February 18, 2004: Steve Jobs sends an internal memo to Apple employees revealing that the company is, for the first time in years, totally debt-free.
“Today is a historic day of sorts for our company,” he writes. It marks a big turnaround from the bad old days of the 1990s, when Apple carried more than $1 billion in debt — and faced the danger of bankruptcy.
Achieving debt-free status was, in some ways, a formality for Apple. By this time, the company had enough money in the bank to easily clear its remaining debt. And they should clearly comply with that, because if you check this debt collector directory, you’d know that not many moneylenders take kindly to affluent companies deferring their debts.

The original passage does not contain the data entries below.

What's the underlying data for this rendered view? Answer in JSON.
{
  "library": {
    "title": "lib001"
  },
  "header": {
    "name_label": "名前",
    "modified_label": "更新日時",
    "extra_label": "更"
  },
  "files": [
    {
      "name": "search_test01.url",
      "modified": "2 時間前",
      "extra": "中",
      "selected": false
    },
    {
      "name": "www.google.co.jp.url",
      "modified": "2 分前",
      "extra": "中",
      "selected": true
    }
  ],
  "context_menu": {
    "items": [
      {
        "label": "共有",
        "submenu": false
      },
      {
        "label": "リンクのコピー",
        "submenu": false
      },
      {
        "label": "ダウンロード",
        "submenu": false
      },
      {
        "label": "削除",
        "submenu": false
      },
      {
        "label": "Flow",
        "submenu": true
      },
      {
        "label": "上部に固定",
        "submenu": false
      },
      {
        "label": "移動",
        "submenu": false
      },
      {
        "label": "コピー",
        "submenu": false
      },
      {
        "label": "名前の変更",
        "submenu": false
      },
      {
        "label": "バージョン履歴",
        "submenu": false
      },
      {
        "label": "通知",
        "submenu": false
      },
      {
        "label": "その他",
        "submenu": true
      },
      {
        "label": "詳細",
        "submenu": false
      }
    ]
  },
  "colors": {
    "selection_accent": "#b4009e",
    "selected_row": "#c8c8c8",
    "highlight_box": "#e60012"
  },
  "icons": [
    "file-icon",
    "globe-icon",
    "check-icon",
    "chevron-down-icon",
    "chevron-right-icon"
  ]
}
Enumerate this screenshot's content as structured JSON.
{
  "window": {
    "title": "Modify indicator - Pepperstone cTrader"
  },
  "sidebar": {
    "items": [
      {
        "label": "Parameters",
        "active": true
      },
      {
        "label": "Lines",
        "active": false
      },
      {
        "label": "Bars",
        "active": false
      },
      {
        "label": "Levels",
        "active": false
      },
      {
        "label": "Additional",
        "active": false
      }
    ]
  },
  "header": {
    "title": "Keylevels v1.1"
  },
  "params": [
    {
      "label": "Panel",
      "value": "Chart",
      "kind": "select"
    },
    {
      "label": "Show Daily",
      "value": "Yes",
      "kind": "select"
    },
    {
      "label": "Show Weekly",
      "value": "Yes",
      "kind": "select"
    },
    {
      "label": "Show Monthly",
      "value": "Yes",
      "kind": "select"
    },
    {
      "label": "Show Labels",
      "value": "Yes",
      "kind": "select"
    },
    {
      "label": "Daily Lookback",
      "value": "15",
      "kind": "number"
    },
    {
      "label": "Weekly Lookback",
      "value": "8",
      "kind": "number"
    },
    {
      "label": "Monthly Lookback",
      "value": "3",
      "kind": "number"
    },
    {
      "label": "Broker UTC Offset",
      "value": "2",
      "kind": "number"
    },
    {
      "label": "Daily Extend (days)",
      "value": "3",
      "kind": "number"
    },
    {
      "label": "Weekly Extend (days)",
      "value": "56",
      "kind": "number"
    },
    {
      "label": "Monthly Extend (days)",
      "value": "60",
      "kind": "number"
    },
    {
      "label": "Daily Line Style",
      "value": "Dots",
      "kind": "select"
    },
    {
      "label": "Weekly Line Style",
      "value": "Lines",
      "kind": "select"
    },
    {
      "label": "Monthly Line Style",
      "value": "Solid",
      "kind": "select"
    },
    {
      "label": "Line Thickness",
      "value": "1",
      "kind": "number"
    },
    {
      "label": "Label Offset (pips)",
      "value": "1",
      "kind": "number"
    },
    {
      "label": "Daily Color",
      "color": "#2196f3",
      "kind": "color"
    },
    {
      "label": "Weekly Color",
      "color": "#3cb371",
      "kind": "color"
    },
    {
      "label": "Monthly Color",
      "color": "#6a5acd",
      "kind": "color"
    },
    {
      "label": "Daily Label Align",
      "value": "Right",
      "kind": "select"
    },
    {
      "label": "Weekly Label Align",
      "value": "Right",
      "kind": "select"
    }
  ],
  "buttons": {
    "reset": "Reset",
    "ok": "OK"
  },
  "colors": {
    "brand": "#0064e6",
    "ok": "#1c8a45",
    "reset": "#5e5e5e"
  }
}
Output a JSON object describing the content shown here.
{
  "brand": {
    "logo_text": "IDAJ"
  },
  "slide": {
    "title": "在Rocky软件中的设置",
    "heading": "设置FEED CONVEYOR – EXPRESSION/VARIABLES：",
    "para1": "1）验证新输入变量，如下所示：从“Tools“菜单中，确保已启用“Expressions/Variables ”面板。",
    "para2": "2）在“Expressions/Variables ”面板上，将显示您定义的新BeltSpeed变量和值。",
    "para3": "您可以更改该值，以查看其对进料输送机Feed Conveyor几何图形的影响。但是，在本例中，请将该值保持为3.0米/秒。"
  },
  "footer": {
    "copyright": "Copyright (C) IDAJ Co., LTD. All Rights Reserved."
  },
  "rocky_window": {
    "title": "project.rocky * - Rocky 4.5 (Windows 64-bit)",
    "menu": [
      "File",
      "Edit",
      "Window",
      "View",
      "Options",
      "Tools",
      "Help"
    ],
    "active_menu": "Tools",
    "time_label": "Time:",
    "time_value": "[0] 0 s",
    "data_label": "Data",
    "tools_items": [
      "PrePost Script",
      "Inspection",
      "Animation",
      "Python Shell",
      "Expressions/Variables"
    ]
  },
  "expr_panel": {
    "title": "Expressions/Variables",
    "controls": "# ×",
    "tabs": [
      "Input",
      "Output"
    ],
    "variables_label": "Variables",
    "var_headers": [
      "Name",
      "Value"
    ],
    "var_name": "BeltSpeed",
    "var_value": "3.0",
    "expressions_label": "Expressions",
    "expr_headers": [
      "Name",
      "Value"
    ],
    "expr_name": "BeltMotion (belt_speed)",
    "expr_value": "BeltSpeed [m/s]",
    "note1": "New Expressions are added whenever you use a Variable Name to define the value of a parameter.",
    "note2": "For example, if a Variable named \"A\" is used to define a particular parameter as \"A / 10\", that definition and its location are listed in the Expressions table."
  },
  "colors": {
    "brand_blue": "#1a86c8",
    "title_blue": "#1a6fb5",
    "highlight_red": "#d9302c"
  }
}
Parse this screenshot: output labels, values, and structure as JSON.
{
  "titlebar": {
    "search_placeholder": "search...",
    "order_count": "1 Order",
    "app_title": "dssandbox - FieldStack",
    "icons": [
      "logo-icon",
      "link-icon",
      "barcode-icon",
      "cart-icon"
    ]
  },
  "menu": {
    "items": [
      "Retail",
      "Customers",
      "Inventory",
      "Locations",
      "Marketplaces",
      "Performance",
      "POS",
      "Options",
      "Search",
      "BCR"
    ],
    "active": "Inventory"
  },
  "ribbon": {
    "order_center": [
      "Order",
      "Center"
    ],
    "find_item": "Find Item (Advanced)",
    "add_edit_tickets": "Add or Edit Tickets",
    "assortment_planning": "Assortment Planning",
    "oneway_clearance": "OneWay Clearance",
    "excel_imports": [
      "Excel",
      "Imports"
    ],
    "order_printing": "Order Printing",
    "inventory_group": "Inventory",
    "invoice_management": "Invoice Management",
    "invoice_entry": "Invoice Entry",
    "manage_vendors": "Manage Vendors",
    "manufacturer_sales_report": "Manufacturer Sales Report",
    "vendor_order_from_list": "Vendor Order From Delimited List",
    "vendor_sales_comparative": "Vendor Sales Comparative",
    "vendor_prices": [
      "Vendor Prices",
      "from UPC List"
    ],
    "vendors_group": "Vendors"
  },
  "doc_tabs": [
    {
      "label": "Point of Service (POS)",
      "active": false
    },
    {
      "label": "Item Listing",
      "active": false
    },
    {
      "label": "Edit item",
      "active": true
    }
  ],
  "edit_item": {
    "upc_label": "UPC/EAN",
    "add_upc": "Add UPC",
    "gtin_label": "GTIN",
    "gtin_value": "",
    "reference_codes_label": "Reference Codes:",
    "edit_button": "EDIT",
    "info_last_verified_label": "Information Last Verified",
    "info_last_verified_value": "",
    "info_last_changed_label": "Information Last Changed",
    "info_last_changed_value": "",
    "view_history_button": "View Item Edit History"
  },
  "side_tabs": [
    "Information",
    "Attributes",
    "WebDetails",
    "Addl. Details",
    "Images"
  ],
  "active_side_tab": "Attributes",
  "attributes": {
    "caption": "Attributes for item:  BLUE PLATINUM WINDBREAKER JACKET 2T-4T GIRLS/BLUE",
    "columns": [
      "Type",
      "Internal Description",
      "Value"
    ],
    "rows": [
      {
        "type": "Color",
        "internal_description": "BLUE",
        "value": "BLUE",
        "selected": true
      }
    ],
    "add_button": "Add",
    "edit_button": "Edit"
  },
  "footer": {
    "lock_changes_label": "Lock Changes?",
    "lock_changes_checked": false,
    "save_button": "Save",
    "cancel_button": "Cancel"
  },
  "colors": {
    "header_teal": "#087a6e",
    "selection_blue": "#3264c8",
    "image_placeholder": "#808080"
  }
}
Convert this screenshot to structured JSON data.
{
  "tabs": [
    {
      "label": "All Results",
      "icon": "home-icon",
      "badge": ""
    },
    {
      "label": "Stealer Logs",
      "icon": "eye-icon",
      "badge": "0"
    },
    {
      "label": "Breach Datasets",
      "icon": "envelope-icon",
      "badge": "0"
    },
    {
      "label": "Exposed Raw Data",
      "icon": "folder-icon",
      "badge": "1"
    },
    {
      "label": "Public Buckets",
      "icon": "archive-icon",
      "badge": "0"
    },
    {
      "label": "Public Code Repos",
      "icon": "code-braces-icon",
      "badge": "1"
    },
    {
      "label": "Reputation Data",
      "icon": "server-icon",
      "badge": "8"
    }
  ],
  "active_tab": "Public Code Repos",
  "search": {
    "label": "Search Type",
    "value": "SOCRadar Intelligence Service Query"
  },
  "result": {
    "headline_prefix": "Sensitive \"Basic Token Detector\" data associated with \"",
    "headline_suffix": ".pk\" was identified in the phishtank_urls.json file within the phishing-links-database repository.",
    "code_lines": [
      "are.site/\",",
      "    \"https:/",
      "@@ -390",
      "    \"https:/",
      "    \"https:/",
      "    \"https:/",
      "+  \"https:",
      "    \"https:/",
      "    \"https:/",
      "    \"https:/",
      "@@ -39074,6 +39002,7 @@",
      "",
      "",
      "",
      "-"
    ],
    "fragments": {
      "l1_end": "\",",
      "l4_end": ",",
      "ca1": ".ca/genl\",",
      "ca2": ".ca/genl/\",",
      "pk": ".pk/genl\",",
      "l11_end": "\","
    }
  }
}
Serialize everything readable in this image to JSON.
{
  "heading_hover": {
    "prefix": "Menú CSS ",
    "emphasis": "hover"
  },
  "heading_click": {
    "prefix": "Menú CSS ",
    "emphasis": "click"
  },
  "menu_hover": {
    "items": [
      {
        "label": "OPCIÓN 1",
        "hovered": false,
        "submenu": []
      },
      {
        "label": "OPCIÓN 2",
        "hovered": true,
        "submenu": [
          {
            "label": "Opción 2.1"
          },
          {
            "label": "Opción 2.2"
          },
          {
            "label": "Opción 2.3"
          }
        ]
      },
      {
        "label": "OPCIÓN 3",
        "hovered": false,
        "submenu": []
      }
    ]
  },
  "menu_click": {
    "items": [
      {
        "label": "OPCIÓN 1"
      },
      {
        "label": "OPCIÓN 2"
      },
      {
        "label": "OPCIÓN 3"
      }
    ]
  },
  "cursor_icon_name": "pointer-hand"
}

By 2004, Apple had released the iMac, iBook and iPod, and had launched the iTunes Store. Cupertino clearly changed course and headed in the right direction.
Nonetheless, using $300 million in cash to pay off the last of its debt proved a symbolic triumph. Apple CFO Fred Anderson, on the verge of retirement, confirmed the news.
The end of debt … for now
Apple revealed its plans to pay off the debt, originally borrowed in 1994, in an SEC filing dated February 10, 2004:
“The Company currently has debt outstanding in the form of $300 million of aggregate principal amount 6.5% unsecured notes that were originally issued in 1994. The notes, which pay interest semiannually, were sold at 99.925% of par, for an effective yield to maturity of 6.51%. The notes, along with approximately $1.5 million of unamortized deferred gains on closed interest rate swaps, are due in February of 2004 and therefore have been classified as current debt as of December 27, 2003. The Company currently anticipates utilizing its existing cash balances to settle these notes when due.”
Jobs’ note also mentioned that Apple had $4.8 billion in the bank in February 2004. Today, by comparison, it has a cash pile of $245 billion (although its finances are also structured in such a way that it has more than $100 billion in debt).
Apple profitable once again
By 2004, Apple had been profitable for about six years. The change happened in early 1998, when Jobs shocked attendees at San Francisco’s Macworld Expo by revealing that Apple was once again making money. The company’s fortunes dipped and rose a few times before the big recovery started. But Cupertino was once again bound for the top of the tech world.
The February 2004 payoff of Apple’s remaining debt hammered home that point.